  • i think i get what you mean: the "absence of pain" is no different to that of pleasure, and death can be a harm. right? – user6917 Jan 9 '17 at 11:10
  • @Mathemetician Yes, if removing pain can be a pleasure, then removing pleasure (or the capacity for it) can cause pain. Death removes the capacity for pleasure, so is a harm. It ceases to become a harm (on the balance of probability), when the capacity for pleasure has been removed by some other agent. – Isaacson Jan 9 '17 at 11:26
  • oh ok. don't think that pain is just the absence of pleasure, but that makes total sense, thanks – user6917 Jan 9 '17 at 11:27
  • @Math I was referring to the psychological pain of being deprived of future pleasures, not that pain is literally the absence of pleasure. – Isaacson Jan 9 '17 at 11:28
  • I think you are grafting Mill onto Epicurus. I don't need to care if there is further opportunity for someone else's pleasure. That is Utilitarianism and not Hedonism. The 'Buddhist/Kantian computation' that whatever affects anyone affects me, as long as I cultivate sensitivity, so I only really need to consider myself (which simplifies life and makes it more pleasant) is part of Epicurus as I read him. – user9166 Jan 13 '17 at 16:36
-2

Pain is a suffering experienced by the body. Actually we are not this body. All the major philosophy states that we are not this body. We are the vital living force(energy) within the body. The vital living force(energy) is spread thought the body in the form of consciousness.

This body is a temporary manifestation of the elements of this nature (Combination of heat,light,water,earth and air). But the living force within the body is an unique eternal energy which will not destroy even after the death.

Death is nothing but a translocation of that vital living force from one body to another body(Not necessarily to be a human body) by the arrangement of nature. As long as we transfer from one body to another body we will be suffering continuously life after life.

So, the ultimate solution to get rid of the suffering is to get rid of this material nature which is giving this repeated birth and death. Now the question is where we will get a eternal body ?

Go to www.vedabase.com/en/bg/18/56 to find the answer :)

Energy can neither be created nor be destroyed, It can be transformed from one form to another form. Our body is made up of such energy that it will annihilate into another form of energy. But the vital living force can never be transformed from one form to another form. Refer Here: www.vedabase.com/en/bg/2/20

  • 2
    Welcome to Philosophy.SE. We prefer for our answers to have some philosophical reference - it's simply not true, however, that "all... major philosophy s[t]ates that we are not this body". The remainder of your answer is founded in theological doctrine rather than philosophy, which is not quite on topic here. – commando Jan 11 '17 at 16:53

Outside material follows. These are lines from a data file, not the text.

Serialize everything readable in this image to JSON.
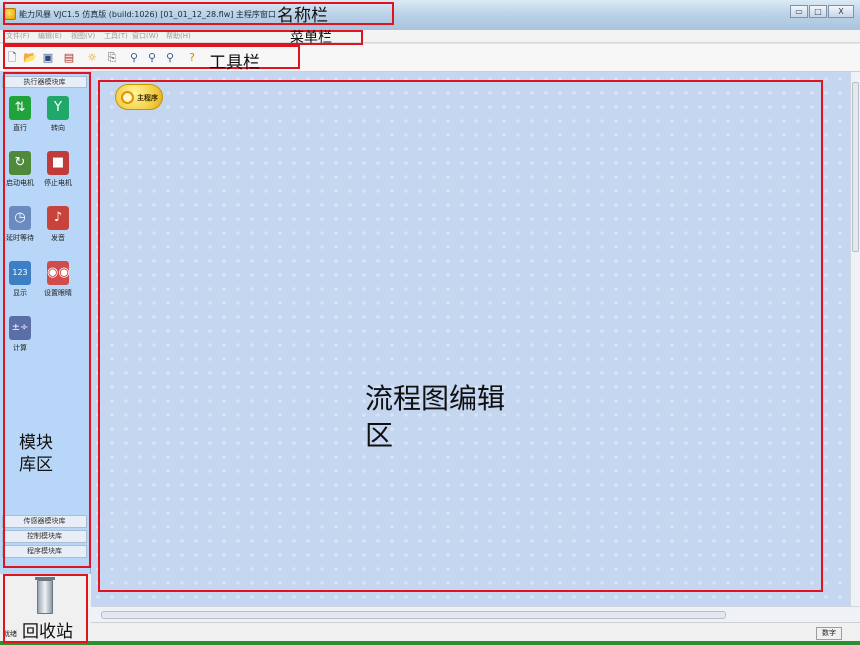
{
  "window": {
    "title": "能力风暴 VJC1.5 仿真版 (build:1026) [01_01_12_28.flw]   主程序窗口",
    "buttons": [
      "▭",
      "□",
      "X"
    ]
  },
  "menu": [
    "文件(F)",
    "编辑(E)",
    "视图(V)",
    "工具(T)",
    "窗口(W)",
    "帮助(H)"
  ],
  "toolbar": {
    "icons": [
      "new-file-icon",
      "open-folder-icon",
      "save-icon",
      "download-icon",
      "run-icon",
      "page-icon",
      "zoom-in-icon",
      "zoom-out-icon",
      "zoom-reset-icon",
      "help-icon"
    ]
  },
  "left_panel": {
    "header": "执行器模块库",
    "modules": [
      {
        "label": "直行",
        "icon": "straight-arrows-icon",
        "color": "#1fa33a"
      },
      {
        "label": "转向",
        "icon": "turn-arrow-icon",
        "color": "#20a86b"
      },
      {
        "label": "启动电机",
        "icon": "start-motor-icon",
        "color": "#4f8a3c"
      },
      {
        "label": "停止电机",
        "icon": "stop-motor-icon",
        "color": "#c23b3b"
      },
      {
        "label": "延时等待",
        "icon": "delay-timer-icon",
        "color": "#6a8bbf"
      },
      {
        "label": "发音",
        "icon": "sound-icon",
        "color": "#c8443a"
      },
      {
        "label": "显示",
        "icon": "display-icon",
        "color": "#3c7fc4"
      },
      {
        "label": "设置眼睛",
        "icon": "eyes-icon",
        "color": "#d24a4a"
      },
      {
        "label": "计算",
        "icon": "calculate-icon",
        "color": "#5a6fa8"
      }
    ],
    "bottom_tabs": [
      "传感器模块库",
      "控制模块库",
      "程序模块库"
    ]
  },
  "canvas": {
    "start_node": "主程序"
  },
  "status": {
    "ready": "就绪",
    "num": "数字"
  },
  "annotations": {
    "title_bar": "名称栏",
    "menu_bar": "菜单栏",
    "toolbar": "工具栏",
    "module_library_line1": "模块",
    "module_library_line2": "库区",
    "flowchart_line1": "流程图编辑",
    "flowchart_line2": "区",
    "recycle_bin": "回收站"
  },
  "colors": {
    "annotation_red": "#e0141e",
    "canvas_blue": "#c5d6f1",
    "panel_blue": "#b8d6f7"
  }
}
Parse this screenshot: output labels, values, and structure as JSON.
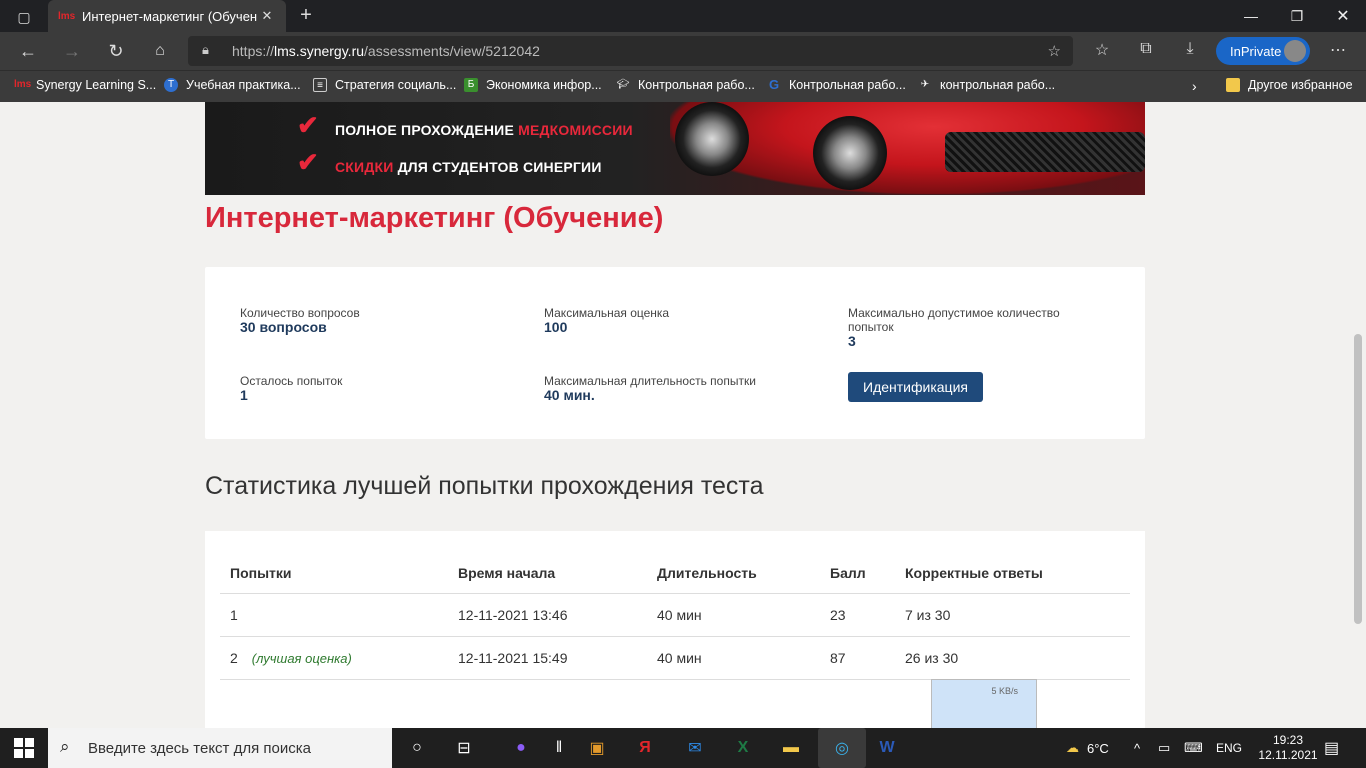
{
  "browser": {
    "tab_title": "Интернет-маркетинг (Обучение",
    "url_prefix": "https://",
    "url_host": "lms.synergy.ru",
    "url_path": "/assessments/view/5212042",
    "inprivate_label": "InPrivate",
    "favicon_text": "lms"
  },
  "bookmarks": [
    {
      "label": "Synergy Learning S...",
      "icon": "lms-icon",
      "color": "#e3262b"
    },
    {
      "label": "Учебная практика...",
      "icon": "t-logo-icon",
      "color": "#2e6fd0"
    },
    {
      "label": "Стратегия социаль...",
      "icon": "document-icon",
      "color": "#fff"
    },
    {
      "label": "Экономика инфор...",
      "icon": "b-logo-icon",
      "color": "#3a8f2e"
    },
    {
      "label": "Контрольная рабо...",
      "icon": "cap-icon",
      "color": "#fff"
    },
    {
      "label": "Контрольная рабо...",
      "icon": "g-logo-icon",
      "color": "#2e6fd0"
    },
    {
      "label": "контрольная рабо...",
      "icon": "bird-icon",
      "color": "#fff"
    }
  ],
  "other_favorites": "Другое избранное",
  "banner": {
    "line1_white": "ПОЛНОЕ ПРОХОЖДЕНИЕ ",
    "line1_red": "МЕДКОМИССИИ",
    "line2_red": "СКИДКИ",
    "line2_white": " ДЛЯ СТУДЕНТОВ СИНЕРГИИ"
  },
  "page_title": "Интернет-маркетинг (Обучение)",
  "info": {
    "questions_label": "Количество вопросов",
    "questions_value": "30 вопросов",
    "max_score_label": "Максимальная оценка",
    "max_score_value": "100",
    "max_attempts_label_1": "Максимально допустимое количество",
    "max_attempts_label_2": "попыток",
    "max_attempts_value": "3",
    "left_label": "Осталось попыток",
    "left_value": "1",
    "duration_label": "Максимальная длительность попытки",
    "duration_value": "40 мин.",
    "id_button": "Идентификация"
  },
  "stats_title": "Статистика лучшей попытки прохождения теста",
  "table": {
    "headers": [
      "Попытки",
      "Время начала",
      "Длительность",
      "Балл",
      "Корректные ответы"
    ],
    "rows": [
      {
        "attempt": "1",
        "note": "",
        "start": "12-11-2021 13:46",
        "duration": "40 мин",
        "score": "23",
        "correct": "7 из 30"
      },
      {
        "attempt": "2",
        "note": "(лучшая оценка)",
        "start": "12-11-2021 15:49",
        "duration": "40 мин",
        "score": "87",
        "correct": "26 из 30"
      }
    ]
  },
  "popup_speed": "5 KB/s",
  "taskbar": {
    "search_placeholder": "Введите здесь текст для поиска",
    "weather": "6°C",
    "lang": "ENG",
    "time": "19:23",
    "date": "12.11.2021"
  }
}
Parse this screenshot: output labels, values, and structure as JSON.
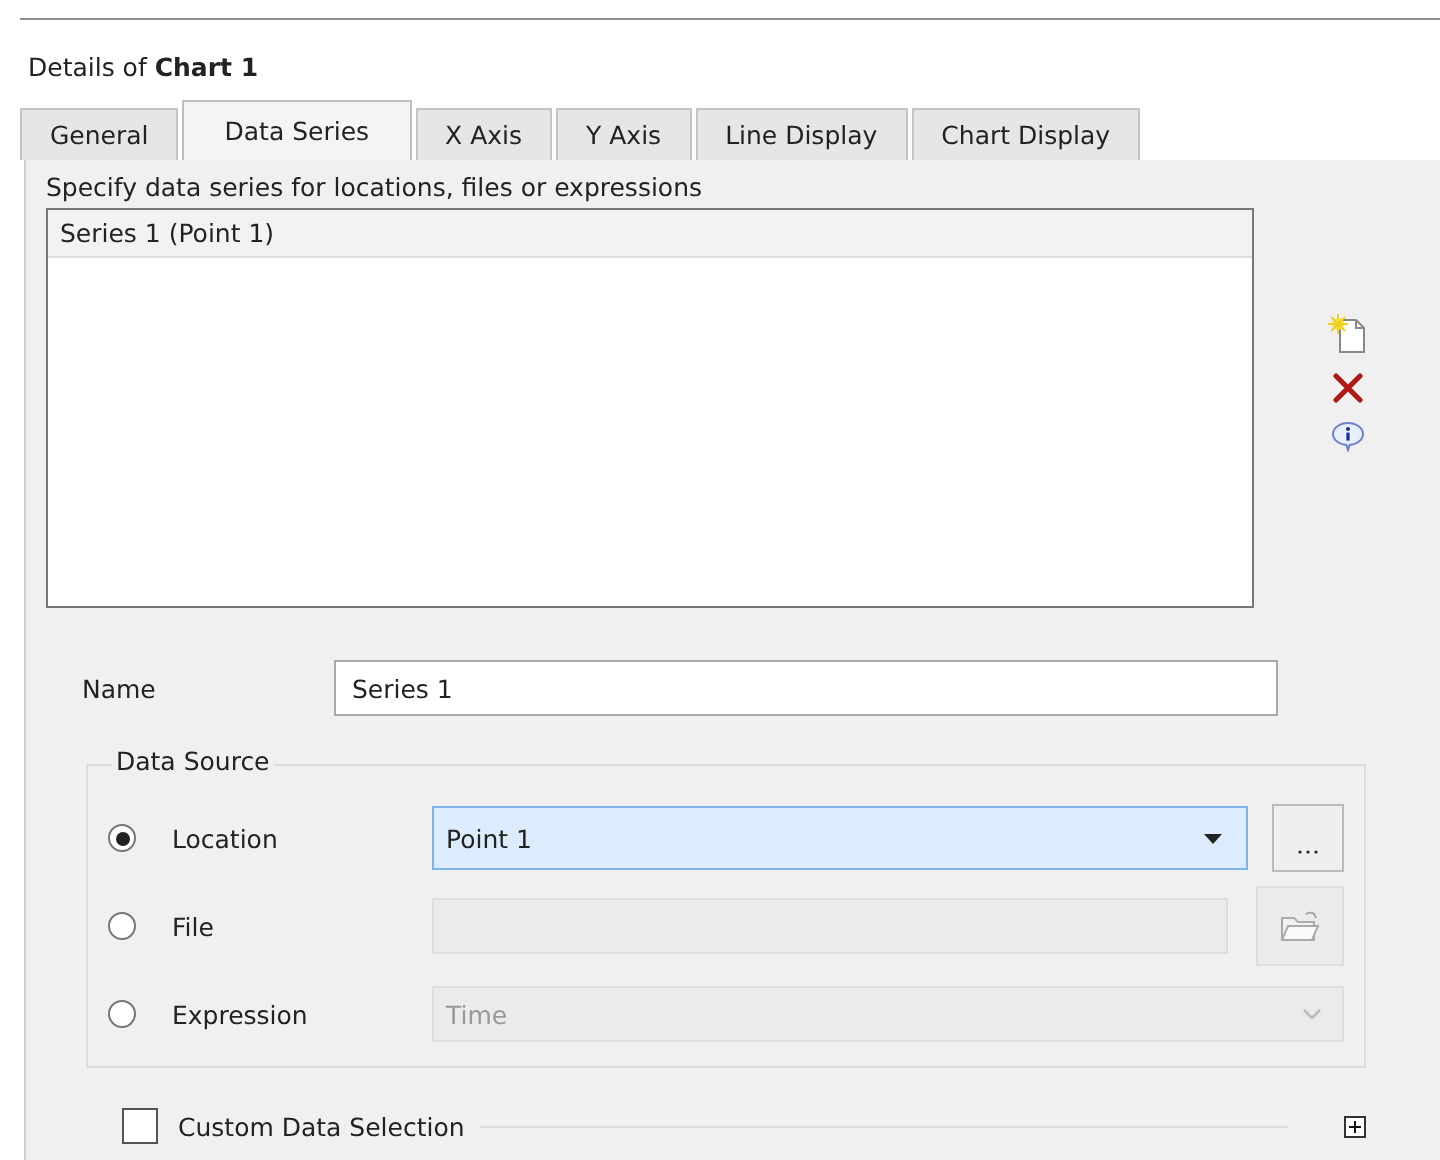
{
  "dialog": {
    "title": "Details of **Chart 1**"
  },
  "tabs": [
    {
      "label": "General",
      "selected": false
    },
    {
      "label": "Data Series",
      "selected": true
    },
    {
      "label": "X Axis",
      "selected": false
    },
    {
      "label": "Y Axis",
      "selected": false
    },
    {
      "label": "Line Display",
      "selected": false
    },
    {
      "label": "Chart Display",
      "selected": false
    }
  ],
  "description": "Specify data series for locations, files or expressions",
  "series_list": [
    {
      "label": "Series 1 (Point 1)",
      "selected": true
    }
  ],
  "name_field": {
    "label": "Name",
    "value": "Series 1"
  },
  "data_source": {
    "legend": "Data Source",
    "options": [
      {
        "label": "Location",
        "selected": true,
        "kind": "dropdown",
        "value": "Point 1",
        "disabled": false
      },
      {
        "label": "File",
        "selected": false,
        "kind": "file",
        "disabled": true
      },
      {
        "label": "Expression",
        "selected": false,
        "kind": "combo",
        "value": "Time",
        "disabled": true
      }
    ]
  },
  "custom_selection": {
    "label": "Custom Data Selection",
    "checked": false,
    "expanded": false
  }
}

Your Answer

By clicking “Post Your Answer”, you agree to our terms of service, privacy policy and cookie policy